> INFORMATION SHOWN
● ● ● ●
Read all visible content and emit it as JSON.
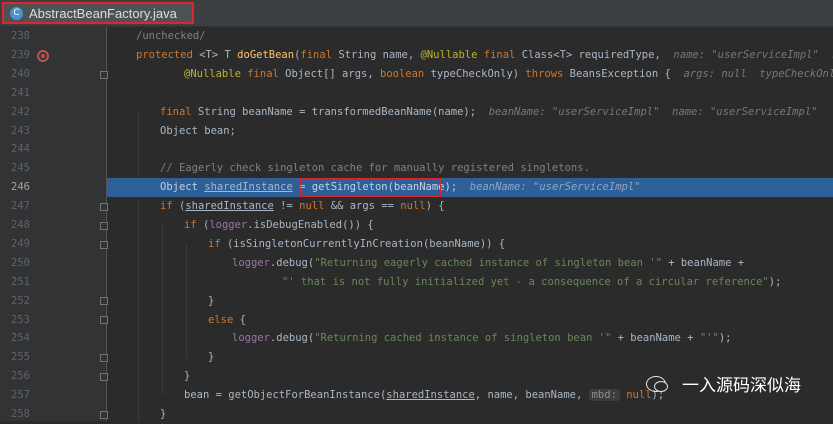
{
  "tab": {
    "title": "AbstractBeanFactory.java",
    "icon": "class-icon",
    "icon_letter": "C"
  },
  "gutter": {
    "line_numbers": [
      "238",
      "239",
      "240",
      "241",
      "242",
      "243",
      "244",
      "245",
      "246",
      "247",
      "248",
      "249",
      "250",
      "251",
      "252",
      "253",
      "254",
      "255",
      "256",
      "257",
      "258"
    ]
  },
  "code": {
    "l238": "/unchecked/",
    "l239_kw": "protected",
    "l239_type": "<T> T",
    "l239_fn": "doGetBean",
    "l239_rest1": "(",
    "l239_final": "final",
    "l239_rest2": " String name, ",
    "l239_ann": "@Nullable",
    "l239_final2": " final",
    "l239_rest3": " Class<T> requiredType,",
    "l239_hint": "  name: \"userServiceImpl\"  requir",
    "l240_ann": "@Nullable",
    "l240_final": " final",
    "l240_rest": " Object[] args, ",
    "l240_bool": "boolean",
    "l240_rest2": " typeCheckOnly) ",
    "l240_throws": "throws",
    "l240_rest3": " BeansException {",
    "l240_hint": "  args: null  typeCheckOnly: fa",
    "l242_final": "final",
    "l242_rest": " String beanName = transformedBeanName(name);",
    "l242_hint": "  beanName: \"userServiceImpl\"  name: \"userServiceImpl\"",
    "l243": "Object bean;",
    "l245": "// Eagerly check singleton cache for manually registered singletons.",
    "l246_a": "Object ",
    "l246_b": "sharedInstance",
    "l246_c": " = ",
    "l246_d": "getSingleton(beanName);",
    "l246_hint": "  beanName: \"userServiceImpl\"",
    "l247_if": "if",
    "l247_a": " (",
    "l247_b": "sharedInstance",
    "l247_c": " != ",
    "l247_null": "null",
    "l247_d": " && args == ",
    "l247_null2": "null",
    "l247_e": ") {",
    "l248_if": "if",
    "l248_a": " (",
    "l248_log": "logger",
    "l248_b": ".isDebugEnabled()) {",
    "l249_if": "if",
    "l249_a": " (isSingletonCurrentlyInCreation(beanName)) {",
    "l250_log": "logger",
    "l250_a": ".debug(",
    "l250_str": "\"Returning eagerly cached instance of singleton bean '\"",
    "l250_b": " + beanName +",
    "l251_str": "\"' that is not fully initialized yet - a consequence of a circular reference\"",
    "l251_b": ");",
    "l252": "}",
    "l253_else": "else",
    "l253_a": " {",
    "l254_log": "logger",
    "l254_a": ".debug(",
    "l254_str": "\"Returning cached instance of singleton bean '\"",
    "l254_b": " + beanName + ",
    "l254_str2": "\"'\"",
    "l254_c": ");",
    "l255": "}",
    "l256": "}",
    "l257_a": "bean = getObjectForBeanInstance(",
    "l257_b": "sharedInstance",
    "l257_c": ", name, beanName, ",
    "l257_hint": "mbd:",
    "l257_null": " null",
    "l257_d": ");",
    "l258": "}"
  },
  "watermark": {
    "text": "一入源码深似海"
  },
  "colors": {
    "highlight_line": "#2d6099",
    "red_box": "#e0242d",
    "background": "#2b2b2b"
  }
}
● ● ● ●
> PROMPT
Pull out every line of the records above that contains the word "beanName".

> OUTPUT OF THE TASK
    "l242_rest": " String beanName = transformedBeanName(name);",
    "l242_hint": "  beanName: \"userServiceImpl\"  name: \"userServiceImpl\"",
    "l246_d": "getSingleton(beanName);",
    "l246_hint": "  beanName: \"userServiceImpl\"",
    "l249_a": " (isSingletonCurrentlyInCreation(beanName)) {",
    "l250_b": " + beanName +",
    "l254_b": " + beanName + ",
    "l257_c": ", name, beanName, ",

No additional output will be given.